Fragrance should be your signature. It can also elevate your mood, enhance your confidence, increase alertness, or help you relax.

The number of colognes on the market is overwhelming. There are basic categories for fragrances and you may prefer certain ones over others. The true test though is how the fragrance works with your body chemistry. When you go to the store to try out various colognes, you really must spray them on your skin. You can begin your search by smelling the bottle to see if you like the scent. If you do, then spray it on your wrist. It is best to try only two per trial. Otherwise, your nose will get overwhelmed. You might bring a significant other to help you decide. Some people suggest bringing a sack of coffee beans to sniff in between tests to neutralize your nostrils. This may be a good idea if you can not make numerous trips to the mall to test fragrances.
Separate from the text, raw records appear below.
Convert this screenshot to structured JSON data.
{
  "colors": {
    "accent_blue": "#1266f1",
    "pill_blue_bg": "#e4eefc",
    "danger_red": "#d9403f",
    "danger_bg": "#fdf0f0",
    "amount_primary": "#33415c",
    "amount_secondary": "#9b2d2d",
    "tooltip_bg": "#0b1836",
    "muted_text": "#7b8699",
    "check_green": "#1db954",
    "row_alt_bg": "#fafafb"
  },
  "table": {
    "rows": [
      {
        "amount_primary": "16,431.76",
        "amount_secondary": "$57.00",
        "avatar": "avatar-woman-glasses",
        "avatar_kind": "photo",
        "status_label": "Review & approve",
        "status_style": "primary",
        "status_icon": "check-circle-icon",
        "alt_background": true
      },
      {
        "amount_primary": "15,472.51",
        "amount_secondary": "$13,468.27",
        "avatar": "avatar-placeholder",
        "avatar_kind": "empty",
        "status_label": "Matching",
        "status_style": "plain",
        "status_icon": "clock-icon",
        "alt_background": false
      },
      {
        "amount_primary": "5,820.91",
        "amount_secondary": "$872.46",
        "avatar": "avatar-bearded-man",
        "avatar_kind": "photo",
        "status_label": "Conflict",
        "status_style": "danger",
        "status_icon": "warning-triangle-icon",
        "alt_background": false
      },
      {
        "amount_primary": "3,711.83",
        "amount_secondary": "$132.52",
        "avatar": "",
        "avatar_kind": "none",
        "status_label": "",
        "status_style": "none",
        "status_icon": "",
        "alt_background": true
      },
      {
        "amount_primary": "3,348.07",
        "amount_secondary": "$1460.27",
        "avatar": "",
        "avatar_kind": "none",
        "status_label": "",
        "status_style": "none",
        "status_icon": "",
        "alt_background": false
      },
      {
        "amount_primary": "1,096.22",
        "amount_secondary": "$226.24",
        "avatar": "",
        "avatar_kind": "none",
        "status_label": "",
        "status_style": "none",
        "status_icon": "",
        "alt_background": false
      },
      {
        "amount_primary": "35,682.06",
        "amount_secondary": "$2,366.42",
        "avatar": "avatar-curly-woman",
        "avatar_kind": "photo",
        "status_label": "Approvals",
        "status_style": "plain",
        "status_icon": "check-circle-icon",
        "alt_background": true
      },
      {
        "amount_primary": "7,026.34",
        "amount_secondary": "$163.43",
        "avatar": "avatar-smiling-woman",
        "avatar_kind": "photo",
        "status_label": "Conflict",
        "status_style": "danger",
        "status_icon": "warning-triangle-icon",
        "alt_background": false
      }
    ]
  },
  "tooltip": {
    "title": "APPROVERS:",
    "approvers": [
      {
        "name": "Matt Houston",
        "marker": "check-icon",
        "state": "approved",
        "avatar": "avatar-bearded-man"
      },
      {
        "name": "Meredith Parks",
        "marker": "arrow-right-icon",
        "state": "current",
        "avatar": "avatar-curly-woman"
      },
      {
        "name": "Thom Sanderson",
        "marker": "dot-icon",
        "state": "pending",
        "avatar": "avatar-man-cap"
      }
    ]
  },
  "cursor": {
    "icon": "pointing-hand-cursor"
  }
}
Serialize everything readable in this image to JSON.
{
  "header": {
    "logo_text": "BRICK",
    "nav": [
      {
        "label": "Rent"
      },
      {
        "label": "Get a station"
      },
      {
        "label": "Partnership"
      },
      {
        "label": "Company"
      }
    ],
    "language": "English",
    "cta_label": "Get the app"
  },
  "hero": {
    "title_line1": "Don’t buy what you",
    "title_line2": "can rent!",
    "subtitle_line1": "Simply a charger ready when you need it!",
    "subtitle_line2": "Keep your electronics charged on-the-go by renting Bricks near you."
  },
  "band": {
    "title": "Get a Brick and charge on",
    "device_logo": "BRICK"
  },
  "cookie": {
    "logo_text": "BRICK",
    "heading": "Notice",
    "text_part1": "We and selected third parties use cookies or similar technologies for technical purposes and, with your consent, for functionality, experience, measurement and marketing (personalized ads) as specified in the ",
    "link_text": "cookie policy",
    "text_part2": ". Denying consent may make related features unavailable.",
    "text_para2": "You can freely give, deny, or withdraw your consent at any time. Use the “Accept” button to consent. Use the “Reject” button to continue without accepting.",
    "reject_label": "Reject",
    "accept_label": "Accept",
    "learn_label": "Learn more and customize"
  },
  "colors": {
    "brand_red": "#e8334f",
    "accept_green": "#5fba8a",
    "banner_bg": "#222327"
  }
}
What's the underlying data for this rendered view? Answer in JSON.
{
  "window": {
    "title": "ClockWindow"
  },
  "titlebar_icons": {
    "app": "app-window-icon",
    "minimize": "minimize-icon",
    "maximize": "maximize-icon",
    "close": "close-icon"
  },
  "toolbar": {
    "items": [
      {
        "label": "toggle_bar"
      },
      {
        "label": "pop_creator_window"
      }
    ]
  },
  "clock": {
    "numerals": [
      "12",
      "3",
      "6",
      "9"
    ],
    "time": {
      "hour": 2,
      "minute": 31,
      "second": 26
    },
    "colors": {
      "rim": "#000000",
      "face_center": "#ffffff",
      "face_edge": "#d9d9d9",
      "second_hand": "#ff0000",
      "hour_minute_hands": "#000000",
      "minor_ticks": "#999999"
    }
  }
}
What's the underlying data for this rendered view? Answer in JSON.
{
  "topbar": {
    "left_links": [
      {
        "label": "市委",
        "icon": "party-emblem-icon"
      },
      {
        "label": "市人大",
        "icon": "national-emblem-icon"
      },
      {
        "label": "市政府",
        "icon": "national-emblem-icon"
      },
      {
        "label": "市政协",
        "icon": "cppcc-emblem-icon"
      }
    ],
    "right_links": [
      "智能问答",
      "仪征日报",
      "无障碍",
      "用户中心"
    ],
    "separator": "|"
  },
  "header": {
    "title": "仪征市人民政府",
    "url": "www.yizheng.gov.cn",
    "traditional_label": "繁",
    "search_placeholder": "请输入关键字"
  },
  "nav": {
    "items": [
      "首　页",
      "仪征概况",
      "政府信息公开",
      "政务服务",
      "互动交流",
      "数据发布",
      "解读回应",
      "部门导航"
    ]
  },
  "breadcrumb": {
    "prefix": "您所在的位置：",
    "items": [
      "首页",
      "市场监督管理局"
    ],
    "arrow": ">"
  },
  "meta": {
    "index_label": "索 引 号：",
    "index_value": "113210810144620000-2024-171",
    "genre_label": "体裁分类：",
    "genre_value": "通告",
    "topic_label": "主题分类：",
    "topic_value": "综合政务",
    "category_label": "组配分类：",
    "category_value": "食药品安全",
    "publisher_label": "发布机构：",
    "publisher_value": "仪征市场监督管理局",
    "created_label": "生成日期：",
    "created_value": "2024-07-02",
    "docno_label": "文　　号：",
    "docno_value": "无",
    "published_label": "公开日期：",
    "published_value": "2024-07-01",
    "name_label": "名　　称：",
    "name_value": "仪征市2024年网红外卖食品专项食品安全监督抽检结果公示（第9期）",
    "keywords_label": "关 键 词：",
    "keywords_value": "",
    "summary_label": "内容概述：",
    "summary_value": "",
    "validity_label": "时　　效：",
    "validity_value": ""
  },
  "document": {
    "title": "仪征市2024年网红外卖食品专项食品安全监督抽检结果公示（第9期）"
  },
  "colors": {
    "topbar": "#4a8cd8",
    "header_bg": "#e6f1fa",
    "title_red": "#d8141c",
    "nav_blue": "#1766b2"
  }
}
The following categories describe the different cologne types available:

Citrus describes fragrances with lemon, lime, and other citrus fruits and is usually associated with men’s cologne.
Fougere means fern in French. These fragrances are mossy and herbal
scents are those from flowers. Many types of flowers are used in preparations.
Oriental describes a spicy fragrance, usually full-bodied.
Marine describes an ocean
Green describes fragrances from plants such as pine, juniper, other leavers, and herbs.
Chypre describes earthy fragrances such as patchouli. Chypre is the French word for Cyprus .

When applying cologne, the key is to be discreet. If you are using spray cologne, use no more than two sprays. If you are using a pour bottle be a “dabber” not a “splasher”: apply it with one finger in various locations such as your neck, elbows, ankles, wrists, behind your knees and ears. These are the points where heat is generated. Applying cologne at these points will make it last longer because these pulse points create a “pump” effect. Spraying your clothes will probably stain them and your scent will be fleeting. Also, do not mix scents, as so many products contain scents – shave creams and gels, aftershave, toners, deodorants/antiperspirants, etc.

Some terms that you might want to know are:

EDC - Eau de cologne is the least concentrated form of a fragrance
           (2 - 5% perfume oil dissolved in water and alcohol)
EDT - Eau de toilette (4 - 10%)
EDP - Eau de parfum (8 - 15%)
PARFUM or Perfume (15 - 25%) is the most concentrated.